Ask others whom you trust and know well to tell you about how they see you. Are you outgoing? Introspective? Creative? Determined? Look for patterns in their responses, and write down what you learn.
One thing to keep in mind, though: While it’s good to seek input from others, don’t let those voices overcome or supplant your own inner voice. Follow not only the adage to “know thyself,” but also the one that says “to thine own self be true.”
What did you enjoy doing when you were little?
Did you spend tons of time playing make-believe? Maybe you are a fiction writer or actor at heart. Did you like to build things? Maybe you are a future architect, engineer, or sculptor. Have you always been a super talker? Maybe you are meant to be a journalist, teacher, lawyer, politician, or other type of communicator.
Talk to your parents and others who have known you for a long time, and ask them about consistencies they’ve noticed over the long term in your personality, habits, and interests. Look for patterns in their responses.

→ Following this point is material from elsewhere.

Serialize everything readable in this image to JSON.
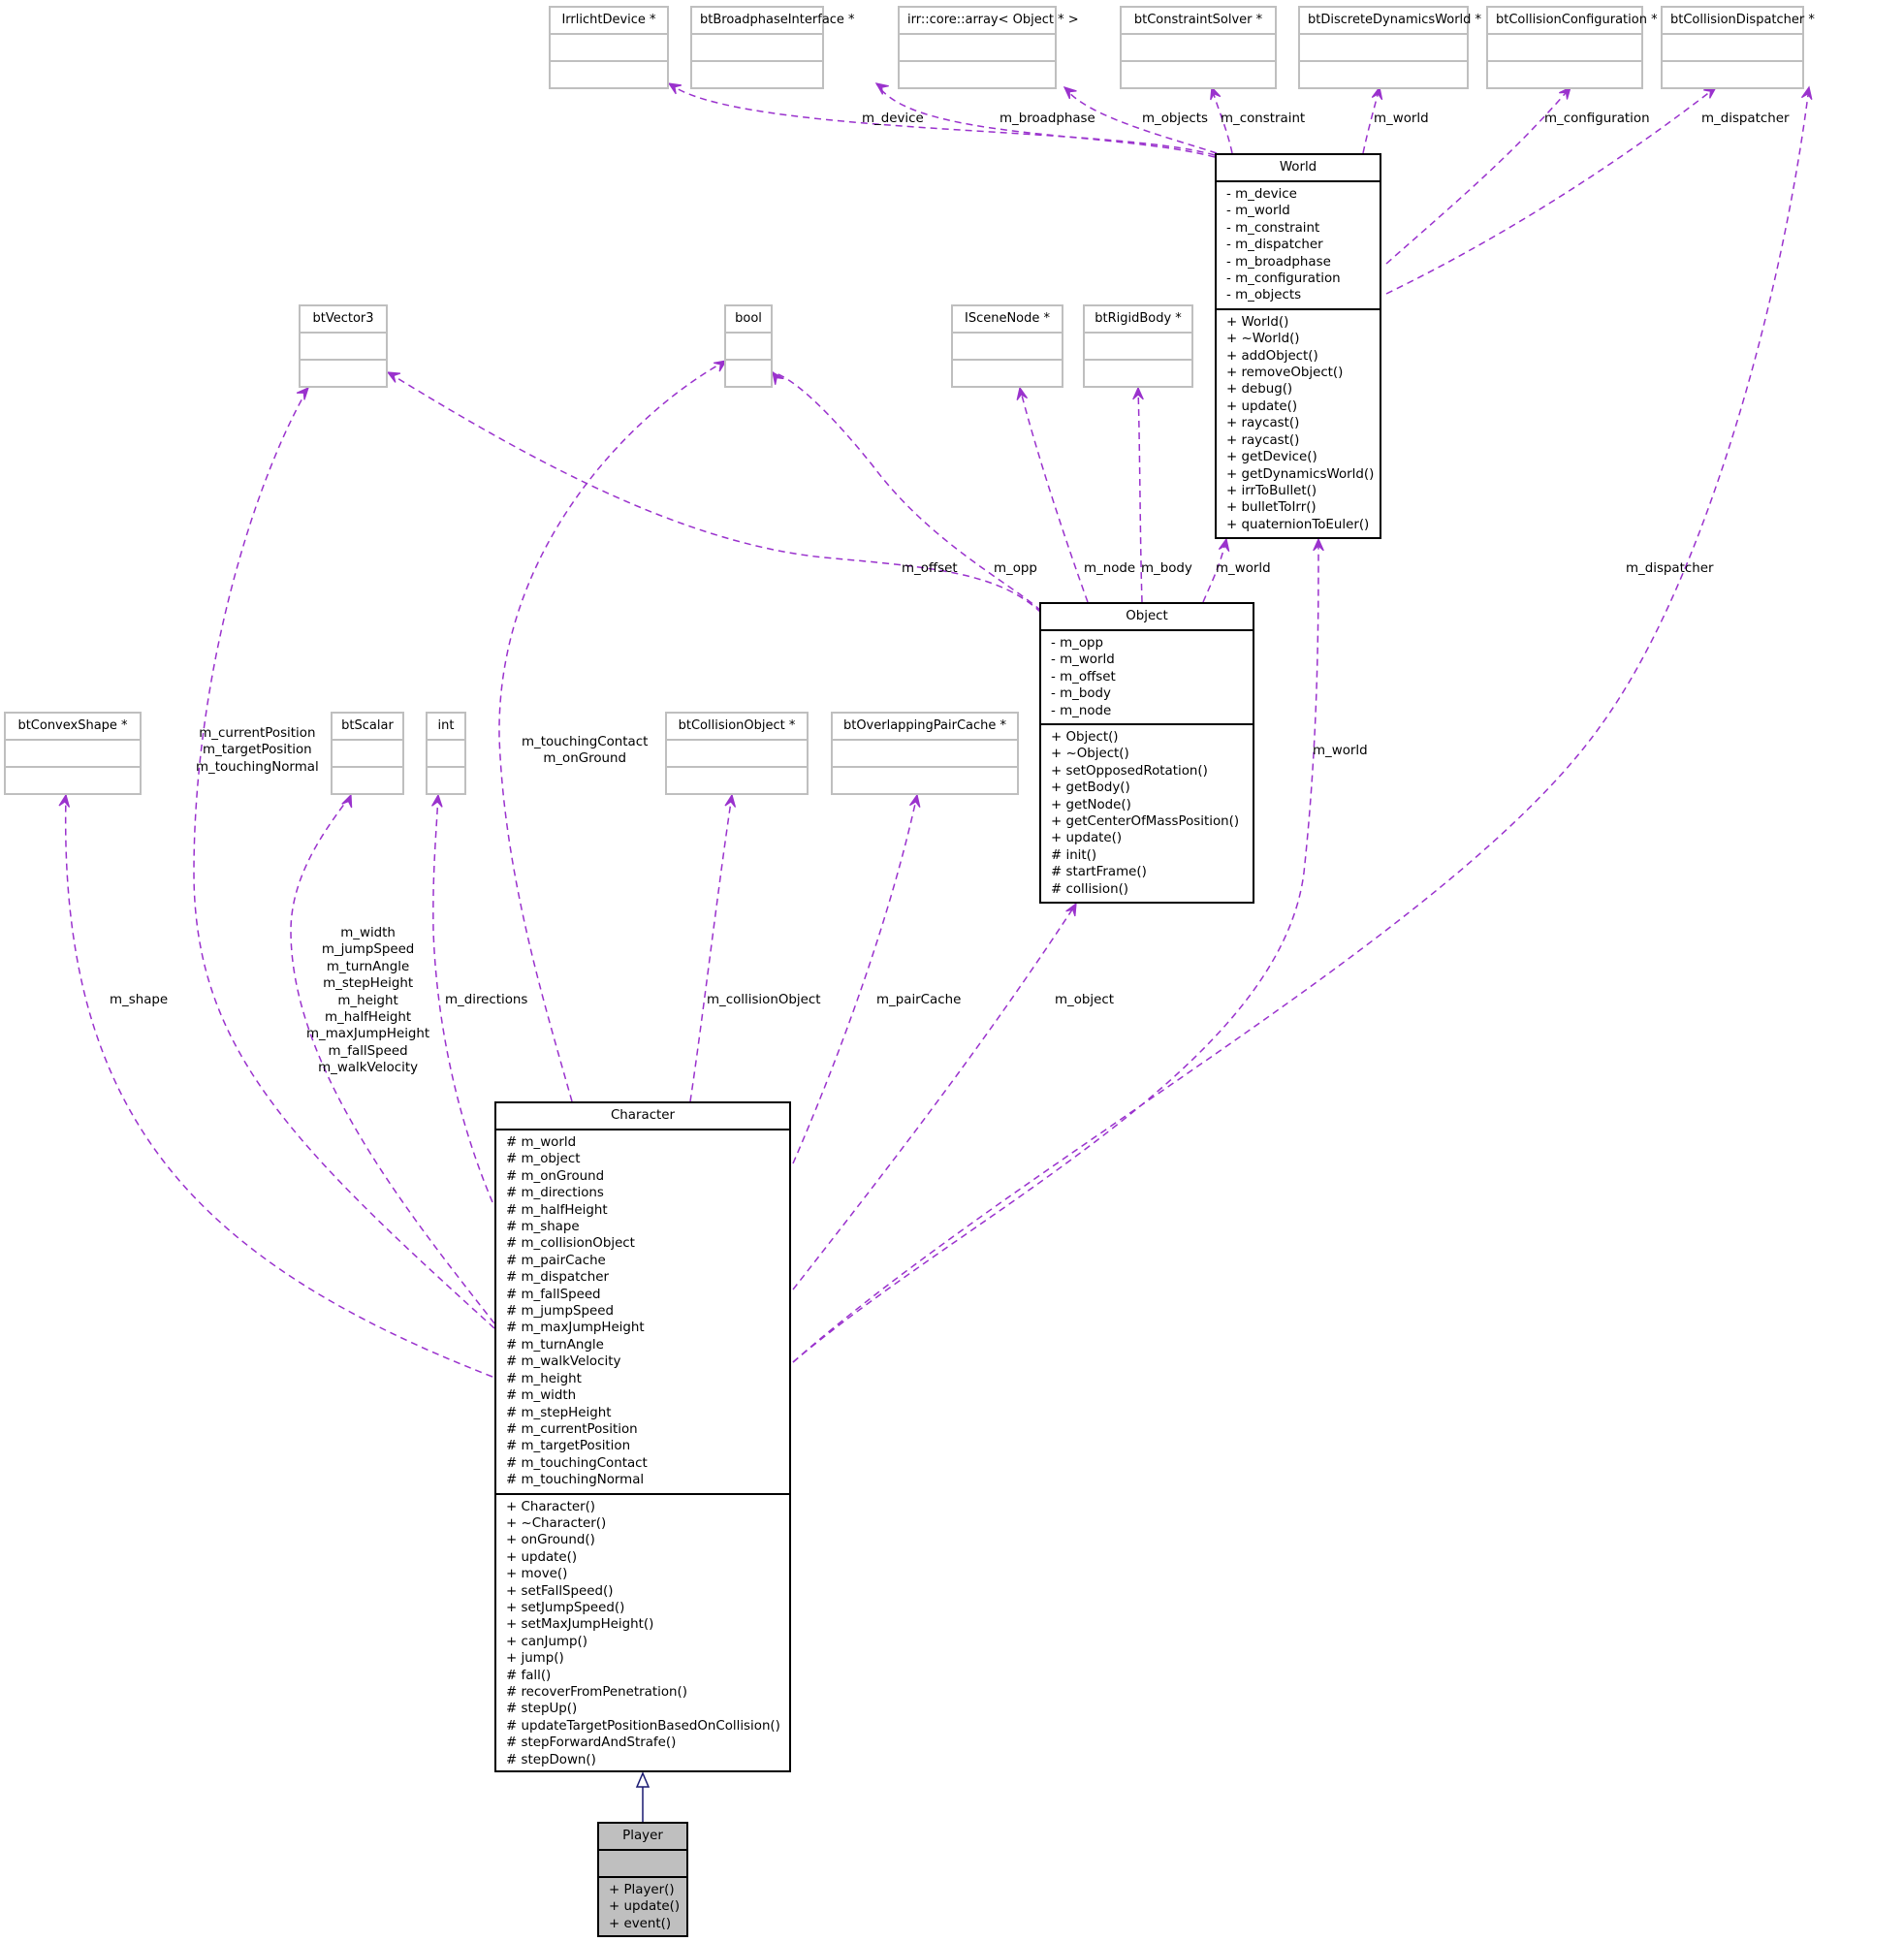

Ready, set, write!
Freewrite in response to the question, “What is my purpose?” Write nonstop until you reach 50 items in your list. A purpose is more than a career or a goal; it’s your reason for being. For example, maybe your purpose is to heal the broken, create beauty, protect the vulnerable, or work for justice. Each of these purposes could be served in a wide variety of career fields.
This activity will help you get past ideas that you think may be your purpose but are really just distractions. By getting those ideas out of your head and onto the page first, you free your mind to zoom in on the true calling of your heart. To learn more about this approach, read “How to Discover Your Life’s Purpose in 20 Minutes” by Steve Pavlina.

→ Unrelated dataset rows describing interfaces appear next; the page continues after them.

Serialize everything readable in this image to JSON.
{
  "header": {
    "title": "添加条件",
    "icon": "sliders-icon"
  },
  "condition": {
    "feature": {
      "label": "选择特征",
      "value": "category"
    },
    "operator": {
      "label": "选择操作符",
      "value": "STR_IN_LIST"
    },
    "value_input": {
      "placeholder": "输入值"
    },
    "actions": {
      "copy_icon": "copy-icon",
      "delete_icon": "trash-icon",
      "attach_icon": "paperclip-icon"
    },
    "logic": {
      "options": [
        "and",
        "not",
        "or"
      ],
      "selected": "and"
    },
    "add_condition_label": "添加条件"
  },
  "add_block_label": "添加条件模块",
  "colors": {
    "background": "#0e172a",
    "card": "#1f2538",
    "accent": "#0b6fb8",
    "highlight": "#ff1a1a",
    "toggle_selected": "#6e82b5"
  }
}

You don’t have to be just one thing.
Exploration is fine and good, and changing your mind as you learn and grow is to be expected. In fact, 50 to 70 percent of college students change their majors at least once, and most change majors at least three times before graduation. Adults also make more career changes post-college than was once common. In fact, even adults commonly undergo one, two, or more career changes after entering the working world.
Many people today are creating “portfolio careers” — connecting their varied interests to form a career path that is a unique fit for them. Portfolio careers allow you to generate income while pursuing a mash-up of interests. For example, an artist may do graphic design for publishing companies, teach art classes to students at a local college, and sell her own art in galleries and online. A freelance marketing expert might create ad campaigns for clients, teach marketing classes, run workshops for other marketers, and host a podcast on working from home.
If you are having a hard time settling on just one career path, check out the inspiring Ted Talk by writer and artist Emilie Wapnick, in which she celebrates the “multipotentialite” — those with many interests and jobs over a lifetime, and many interlocking potentials. Also check out her website at Puttylike.com.
Get in the water!
Once you’ve done some journaling and come up with a list of ideas, dip your toe into the water. Instead of trying to look ahead to possible outcomes of your career choices years down the road, try wading into your interests to see where they take you. Extracurricular activities, volunteering, and job shadowing are all ways to try on your interests. Who do you know in the career fields you are considering? Reach out to someone in your community who is a success in the field or who may refer you to others who are.
Karen Nichols is a freelance education writer living in Iowa City, Iowa.
To learn how to turn all this self-exploration into a winning college admissions essay, check out our step-by-step guide.